**TASK DATA**
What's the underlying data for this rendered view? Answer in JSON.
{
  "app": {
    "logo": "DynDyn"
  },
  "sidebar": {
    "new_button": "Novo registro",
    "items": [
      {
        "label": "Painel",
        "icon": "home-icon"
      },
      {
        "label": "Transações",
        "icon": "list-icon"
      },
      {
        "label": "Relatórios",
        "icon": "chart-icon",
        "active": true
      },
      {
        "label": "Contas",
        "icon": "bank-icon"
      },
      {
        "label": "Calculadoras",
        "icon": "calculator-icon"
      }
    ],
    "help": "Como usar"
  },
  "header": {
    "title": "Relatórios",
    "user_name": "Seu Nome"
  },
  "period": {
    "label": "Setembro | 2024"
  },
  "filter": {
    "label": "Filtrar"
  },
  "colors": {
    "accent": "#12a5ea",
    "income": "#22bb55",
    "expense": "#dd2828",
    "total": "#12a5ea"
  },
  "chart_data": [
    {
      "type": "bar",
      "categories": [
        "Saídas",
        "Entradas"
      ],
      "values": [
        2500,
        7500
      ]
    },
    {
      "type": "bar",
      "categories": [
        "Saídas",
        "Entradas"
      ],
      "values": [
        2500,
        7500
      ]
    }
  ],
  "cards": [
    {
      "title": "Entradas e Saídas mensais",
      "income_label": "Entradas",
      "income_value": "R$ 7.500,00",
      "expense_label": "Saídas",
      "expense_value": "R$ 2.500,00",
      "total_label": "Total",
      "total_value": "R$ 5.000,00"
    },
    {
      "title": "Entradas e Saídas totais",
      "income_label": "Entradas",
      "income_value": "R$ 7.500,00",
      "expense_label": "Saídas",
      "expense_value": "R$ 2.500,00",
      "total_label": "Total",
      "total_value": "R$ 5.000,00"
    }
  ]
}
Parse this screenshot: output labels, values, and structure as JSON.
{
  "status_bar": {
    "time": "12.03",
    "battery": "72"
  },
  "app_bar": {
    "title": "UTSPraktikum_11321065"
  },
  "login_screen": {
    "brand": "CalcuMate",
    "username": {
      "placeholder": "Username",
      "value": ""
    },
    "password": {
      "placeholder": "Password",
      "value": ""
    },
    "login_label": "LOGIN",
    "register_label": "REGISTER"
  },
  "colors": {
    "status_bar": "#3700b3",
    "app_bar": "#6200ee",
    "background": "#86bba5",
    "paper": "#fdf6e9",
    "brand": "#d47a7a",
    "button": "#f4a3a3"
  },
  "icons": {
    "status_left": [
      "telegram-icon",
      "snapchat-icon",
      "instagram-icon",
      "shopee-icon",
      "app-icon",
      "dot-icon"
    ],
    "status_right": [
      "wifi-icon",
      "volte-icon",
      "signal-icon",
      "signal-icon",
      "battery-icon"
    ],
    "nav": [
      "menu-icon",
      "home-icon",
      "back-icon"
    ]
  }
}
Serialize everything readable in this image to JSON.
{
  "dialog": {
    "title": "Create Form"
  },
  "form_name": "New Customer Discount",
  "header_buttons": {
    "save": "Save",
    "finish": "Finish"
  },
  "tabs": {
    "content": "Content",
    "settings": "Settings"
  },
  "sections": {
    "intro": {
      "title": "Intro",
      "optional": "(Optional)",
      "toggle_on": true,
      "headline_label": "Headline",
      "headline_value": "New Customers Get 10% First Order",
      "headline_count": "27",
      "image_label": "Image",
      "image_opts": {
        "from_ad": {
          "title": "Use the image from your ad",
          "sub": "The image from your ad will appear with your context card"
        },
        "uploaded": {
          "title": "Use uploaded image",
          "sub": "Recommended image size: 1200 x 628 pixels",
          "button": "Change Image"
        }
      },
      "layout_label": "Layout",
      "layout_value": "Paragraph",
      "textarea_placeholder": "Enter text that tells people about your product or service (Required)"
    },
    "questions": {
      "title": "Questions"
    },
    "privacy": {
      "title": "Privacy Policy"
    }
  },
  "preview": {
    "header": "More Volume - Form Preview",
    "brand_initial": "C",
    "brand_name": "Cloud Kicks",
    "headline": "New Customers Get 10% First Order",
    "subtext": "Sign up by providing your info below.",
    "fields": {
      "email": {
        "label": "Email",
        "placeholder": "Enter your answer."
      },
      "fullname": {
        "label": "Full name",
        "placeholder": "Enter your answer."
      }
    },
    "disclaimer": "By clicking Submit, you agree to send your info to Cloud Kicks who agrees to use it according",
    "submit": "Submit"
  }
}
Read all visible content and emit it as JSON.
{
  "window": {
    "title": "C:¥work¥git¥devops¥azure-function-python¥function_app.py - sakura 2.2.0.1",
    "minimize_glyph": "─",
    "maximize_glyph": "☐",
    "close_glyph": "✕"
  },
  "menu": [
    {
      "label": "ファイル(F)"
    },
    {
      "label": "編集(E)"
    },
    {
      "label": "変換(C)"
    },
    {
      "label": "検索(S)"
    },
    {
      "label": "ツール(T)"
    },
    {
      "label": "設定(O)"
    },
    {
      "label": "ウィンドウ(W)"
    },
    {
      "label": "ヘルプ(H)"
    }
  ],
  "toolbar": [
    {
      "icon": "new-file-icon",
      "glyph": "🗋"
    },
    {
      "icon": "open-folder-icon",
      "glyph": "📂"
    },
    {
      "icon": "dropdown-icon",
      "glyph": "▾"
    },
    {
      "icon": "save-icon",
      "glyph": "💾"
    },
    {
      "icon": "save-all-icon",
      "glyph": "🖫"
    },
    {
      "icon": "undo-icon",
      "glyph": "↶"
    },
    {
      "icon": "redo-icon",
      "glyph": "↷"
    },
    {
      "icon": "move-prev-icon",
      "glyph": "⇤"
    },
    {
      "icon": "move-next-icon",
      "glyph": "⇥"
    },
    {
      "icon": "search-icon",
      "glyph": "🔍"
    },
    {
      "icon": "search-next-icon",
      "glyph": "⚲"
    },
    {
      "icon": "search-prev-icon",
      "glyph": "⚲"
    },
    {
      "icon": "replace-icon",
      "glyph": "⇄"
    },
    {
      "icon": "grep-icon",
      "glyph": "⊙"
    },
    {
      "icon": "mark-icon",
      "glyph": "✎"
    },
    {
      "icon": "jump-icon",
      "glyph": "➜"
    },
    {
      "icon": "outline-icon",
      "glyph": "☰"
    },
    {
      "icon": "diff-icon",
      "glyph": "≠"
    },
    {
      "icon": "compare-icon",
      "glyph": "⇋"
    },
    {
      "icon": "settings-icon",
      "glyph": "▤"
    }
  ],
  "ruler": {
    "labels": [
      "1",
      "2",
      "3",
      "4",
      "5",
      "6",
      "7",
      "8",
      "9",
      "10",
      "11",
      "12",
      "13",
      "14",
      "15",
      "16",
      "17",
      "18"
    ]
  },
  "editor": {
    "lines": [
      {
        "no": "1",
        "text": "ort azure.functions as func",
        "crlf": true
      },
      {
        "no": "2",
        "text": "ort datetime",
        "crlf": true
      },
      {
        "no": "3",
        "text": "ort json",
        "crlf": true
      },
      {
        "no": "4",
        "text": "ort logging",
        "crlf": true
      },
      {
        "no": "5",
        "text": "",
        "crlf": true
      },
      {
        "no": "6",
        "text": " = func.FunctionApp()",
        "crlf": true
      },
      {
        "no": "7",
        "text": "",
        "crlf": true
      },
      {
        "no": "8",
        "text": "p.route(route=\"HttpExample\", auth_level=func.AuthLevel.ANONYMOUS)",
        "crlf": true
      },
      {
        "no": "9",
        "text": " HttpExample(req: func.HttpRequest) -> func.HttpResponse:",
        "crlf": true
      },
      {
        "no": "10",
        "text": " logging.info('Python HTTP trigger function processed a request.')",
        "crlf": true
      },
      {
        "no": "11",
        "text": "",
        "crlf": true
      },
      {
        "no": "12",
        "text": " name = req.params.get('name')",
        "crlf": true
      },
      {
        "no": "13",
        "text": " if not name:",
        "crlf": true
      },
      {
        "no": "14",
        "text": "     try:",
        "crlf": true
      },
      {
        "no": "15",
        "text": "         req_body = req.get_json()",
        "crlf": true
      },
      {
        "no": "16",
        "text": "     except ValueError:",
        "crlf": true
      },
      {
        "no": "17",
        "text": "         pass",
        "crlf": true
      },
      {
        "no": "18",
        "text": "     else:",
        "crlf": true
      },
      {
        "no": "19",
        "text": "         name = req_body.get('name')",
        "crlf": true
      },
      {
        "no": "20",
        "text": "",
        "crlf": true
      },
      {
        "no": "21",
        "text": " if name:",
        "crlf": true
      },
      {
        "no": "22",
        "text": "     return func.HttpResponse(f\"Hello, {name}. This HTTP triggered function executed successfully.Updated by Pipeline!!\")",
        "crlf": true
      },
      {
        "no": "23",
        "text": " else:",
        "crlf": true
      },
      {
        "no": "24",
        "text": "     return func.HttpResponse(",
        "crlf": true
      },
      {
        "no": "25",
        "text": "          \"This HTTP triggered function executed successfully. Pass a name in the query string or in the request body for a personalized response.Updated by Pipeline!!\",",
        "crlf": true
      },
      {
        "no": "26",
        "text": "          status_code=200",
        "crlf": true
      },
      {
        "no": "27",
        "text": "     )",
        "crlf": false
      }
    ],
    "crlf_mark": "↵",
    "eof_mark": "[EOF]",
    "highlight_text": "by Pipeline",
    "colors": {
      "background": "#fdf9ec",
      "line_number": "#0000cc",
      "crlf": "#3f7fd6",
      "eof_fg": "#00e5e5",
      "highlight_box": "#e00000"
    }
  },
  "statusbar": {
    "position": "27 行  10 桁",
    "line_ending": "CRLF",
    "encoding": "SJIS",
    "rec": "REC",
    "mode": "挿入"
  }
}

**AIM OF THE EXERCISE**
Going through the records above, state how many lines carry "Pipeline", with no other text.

**RESULT FOR THIS TASK**
3